1885 – Ralph Stackpole, American sculptor and painter (d. 1973), was an American sculptor, painter, muralist, etcher and art educator, San Francisco's leading artist during the 1920s and 1930s. Stackpole was involved in the art and causes of social realism, especially during the Great Depression, when he was part of the Public Works of Art Project, Federal Art Project of the Works Progress Administration, and the Treasury Department's Section of Painting and Sculpture.
1874 – Romaine Brooks, American-French painter and illustrator (d. 1970), was an American painter who worked mostly in Paris and Capri. She specialized in portraiture and used a subdued tonal palette keyed to the color gray.
1864 – Anna Jarvis, American founder of Mother's Day (d. 1948), was the founder of Mother's Day in the United States. Her mother had frequently expressed a desire for the establishment of such a holiday, and after her mother's death, Jarvis led the movement for the commemoration.
1855 – Cecilia Beaux, American painter and academic (d. 1942), was an American society portraitist, in the manner of John Singer Sargent. She was a near-contemporary of American artist Mary Cassatt and also received her training in Philadelphia and France.
1853 – Jacob Mikhailovich Gordin, Jewish Ukrainian-American journalist, actor, and playwright (d. 1909), was a Russian-born American playwright active in the early years of Yiddish theater. He is known for introducing realism and naturalism into Yiddish theater.
1852 – Calamity Jane, American frontierswoman and professional scout (d. 1903), was an American frontierswoman and professional scout known for being an acquaintance of Wild Bill Hickok's. Late in her life, she appeared in Buffalo Bill's Wild West show and at the 1901 Pan-American Exposition.
1847 – Henry Demarest Lloyd, American journalist and politician (d. 1903), was a 19th-century American progressive political activist and pioneer muckraking journalist. He is best remembered for his exposés of the Standard Oil Company, which were written before Ida M.
1825 – George Inness, American painter and educator (d. 1894), was a prominent American landscape painter.
1764 – Benjamin Henry Latrobe, English-American architect, designed the United States Capitol (d. 1820), was a British-American neoclassical architect who emigrated to the United States. He was one of the first formally trained, professional architects in the new United States, drawing on influences from his travels in Italy, as well as British and French Neoclassical architects such as Claude Nicolas Ledoux.
1751 – Judith Sargent Murray, American poet and playwright (d. 1820), was an early American advocate for women's rights, an essay writer, playwright, poet, and letter writer. She was one of the first American proponents of the idea of the equality of the sexes—that women, like men, had the capability of intellectual accomplishment and should be able to achieve economic independence.

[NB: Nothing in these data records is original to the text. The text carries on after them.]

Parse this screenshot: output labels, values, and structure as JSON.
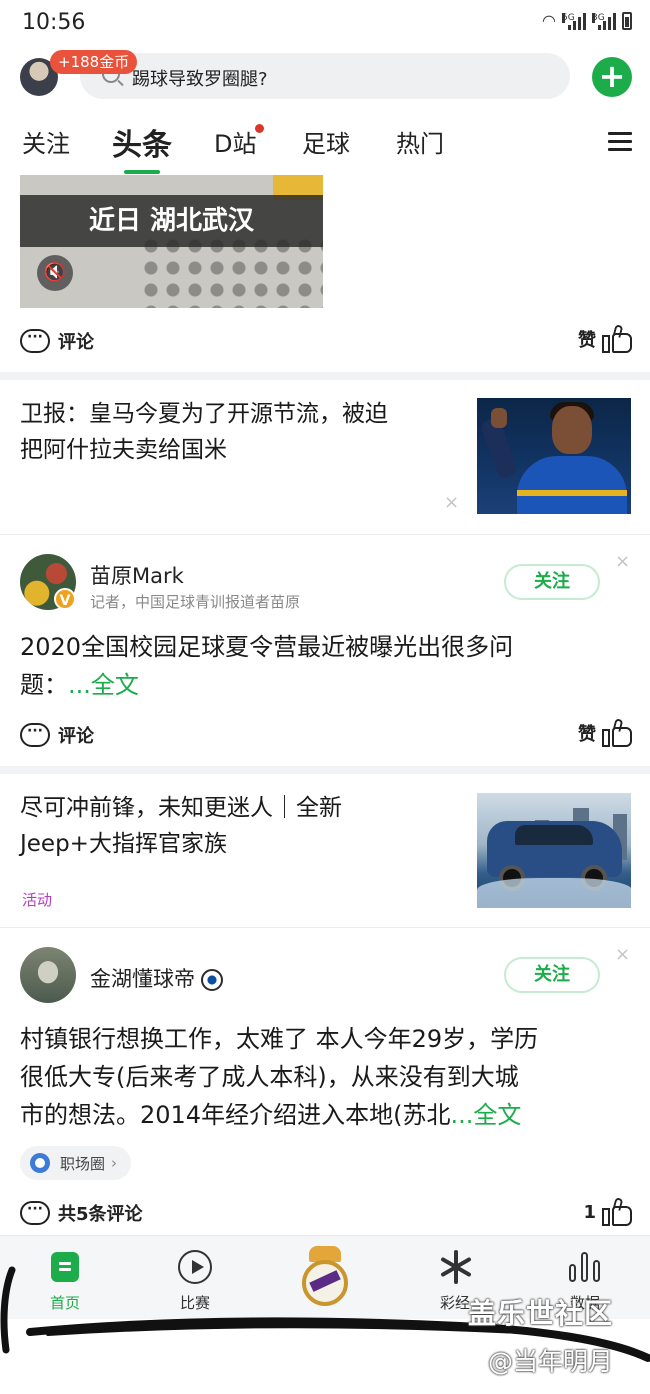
{
  "status_bar": {
    "time": "10:56",
    "net1": "5G",
    "net2": "3G"
  },
  "header": {
    "coin_badge": "+188金币",
    "search_placeholder": "踢球导致罗圈腿?"
  },
  "tabs": [
    {
      "label": "关注",
      "active": false
    },
    {
      "label": "头条",
      "active": true
    },
    {
      "label": "D站",
      "active": false,
      "dot": true
    },
    {
      "label": "足球",
      "active": false
    },
    {
      "label": "热门",
      "active": false
    }
  ],
  "video_card": {
    "caption": "近日 湖北武汉",
    "comment_label": "评论",
    "like_label": "赞"
  },
  "news_1": {
    "title_line1": "卫报：皇马今夏为了开源节流，被迫",
    "title_line2": "把阿什拉夫卖给国米",
    "close": "×"
  },
  "post_1": {
    "author": "苗原Mark",
    "verified_badge": "V",
    "desc": "记者，中国足球青训报道者苗原",
    "follow_label": "关注",
    "text_line1": "2020全国校园足球夏令营最近被曝光出很多问",
    "text_line2": "题：",
    "more_link": "...全文",
    "comment_label": "评论",
    "like_label": "赞",
    "close": "×"
  },
  "ad_1": {
    "title_line1": "尽可冲前锋，未知更迷人｜全新",
    "title_line2": "Jeep+大指挥官家族",
    "tag": "活动"
  },
  "post_2": {
    "author": "金湖懂球帝",
    "follow_label": "关注",
    "text_line1": "村镇银行想换工作，太难了 本人今年29岁，学历",
    "text_line2": "很低大专(后来考了成人本科)，从来没有到大城",
    "text_line3": "市的想法。2014年经介绍进入本地(苏北",
    "more_link": "...全文",
    "topic": "职场圈",
    "topic_chevron": "›",
    "comment_label": "共5条评论",
    "like_count": "1",
    "close": "×"
  },
  "bottom_nav": [
    {
      "label": "首页",
      "active": true,
      "icon": "home-icon"
    },
    {
      "label": "比赛",
      "active": false,
      "icon": "play-icon"
    },
    {
      "label": "",
      "active": false,
      "icon": "club-crest-icon"
    },
    {
      "label": "彩经",
      "active": false,
      "icon": "lottery-icon"
    },
    {
      "label": "数据",
      "active": false,
      "icon": "stats-icon"
    }
  ],
  "watermark": {
    "line1": "盖乐世社区",
    "line2": "@当年明月"
  },
  "colors": {
    "accent": "#1dac4a",
    "badge": "#e9533c",
    "ad_tag": "#b23ebd"
  }
}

1579 – Wolphert Gerretse, Dutch-American farmer, co-founded New Netherland (d. 1662), was an original patentee, director of bouweries (farms), and a founder of the New Netherland colony.
2015 – Grace Lee Whitney, American actress (b. 1930)